On Feb. 28, the Oklahoma Senate voted to protect the Second Amendment rights of anyone who also has a medical cannabis card in the state.

According to a press release from the state’s government website, Senate Bill 959, written by Sen. Nathan Dahm, lays out the law that anyone with a medical cannabis card could still get a concealed carry permit.

This has been a concern for residents in numerous states, causing people to wonder whether or not they will lose their gun rights if they also want to consume recreational or medical cannabis. Although Oklahoma is medical only, they still want to make sure gun rights are protected.

“Current Oklahoma law precludes citizens from being eligible for a handgun license if they have any violation relating to illegal drug use or possession,” the press release explains. “SB-959 would clarify that this prohibition does not apply for applicants or licensees in possession of a medical marijuana card. The measure would make it illegal for a person to carry or use a gun while under the influence of medical marijuana.”

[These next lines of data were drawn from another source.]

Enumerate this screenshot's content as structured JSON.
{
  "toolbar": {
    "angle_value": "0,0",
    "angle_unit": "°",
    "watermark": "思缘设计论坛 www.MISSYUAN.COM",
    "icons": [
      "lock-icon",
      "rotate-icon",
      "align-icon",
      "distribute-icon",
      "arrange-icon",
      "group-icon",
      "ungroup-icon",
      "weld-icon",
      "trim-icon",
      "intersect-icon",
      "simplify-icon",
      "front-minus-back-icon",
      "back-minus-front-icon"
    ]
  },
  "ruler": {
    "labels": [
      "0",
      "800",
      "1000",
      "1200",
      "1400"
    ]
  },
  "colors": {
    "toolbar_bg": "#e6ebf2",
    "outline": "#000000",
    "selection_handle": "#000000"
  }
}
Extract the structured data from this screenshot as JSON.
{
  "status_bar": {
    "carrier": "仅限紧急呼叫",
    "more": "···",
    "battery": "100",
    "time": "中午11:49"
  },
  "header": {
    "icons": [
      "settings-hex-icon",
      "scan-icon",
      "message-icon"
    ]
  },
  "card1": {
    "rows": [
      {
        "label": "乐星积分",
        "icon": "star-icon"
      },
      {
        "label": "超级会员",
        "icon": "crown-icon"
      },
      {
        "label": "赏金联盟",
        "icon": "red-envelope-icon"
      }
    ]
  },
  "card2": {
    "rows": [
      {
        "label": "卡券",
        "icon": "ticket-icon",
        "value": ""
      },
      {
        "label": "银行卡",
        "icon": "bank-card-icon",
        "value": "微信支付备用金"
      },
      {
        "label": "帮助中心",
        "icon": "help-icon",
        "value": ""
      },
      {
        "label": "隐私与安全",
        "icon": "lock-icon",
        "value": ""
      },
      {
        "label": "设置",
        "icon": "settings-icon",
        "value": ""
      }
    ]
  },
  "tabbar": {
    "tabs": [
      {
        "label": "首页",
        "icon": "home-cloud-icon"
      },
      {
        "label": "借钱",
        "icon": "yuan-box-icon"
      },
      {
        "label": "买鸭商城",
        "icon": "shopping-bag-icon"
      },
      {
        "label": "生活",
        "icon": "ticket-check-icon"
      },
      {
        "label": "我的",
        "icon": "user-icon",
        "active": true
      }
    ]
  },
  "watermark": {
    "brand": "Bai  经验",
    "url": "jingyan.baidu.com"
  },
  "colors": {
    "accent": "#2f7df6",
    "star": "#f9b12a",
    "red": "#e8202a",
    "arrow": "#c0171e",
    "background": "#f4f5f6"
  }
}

“Our Second Amendment rights outlined in the United States Constitution are very clear – the right of the people to keep and bear Arms shall not be infringed,” Dahm said. “We cannot discriminate against medical marijuana cardholders because of their personal medicinal decisions. All Oklahomans should have their Second Amendment rights protected, and I’m glad my colleagues agree that we must uphold the Constitution.”

The next step is for the measure to enter the House of Representatives for a vote. Rep. Jon Echols is the author of the House bill. Oklahoma officials recently leaned into the medical industry to start testing cannabis products and recent data reports that Oklahoma experienced a record number of cannabis license applications in 2019.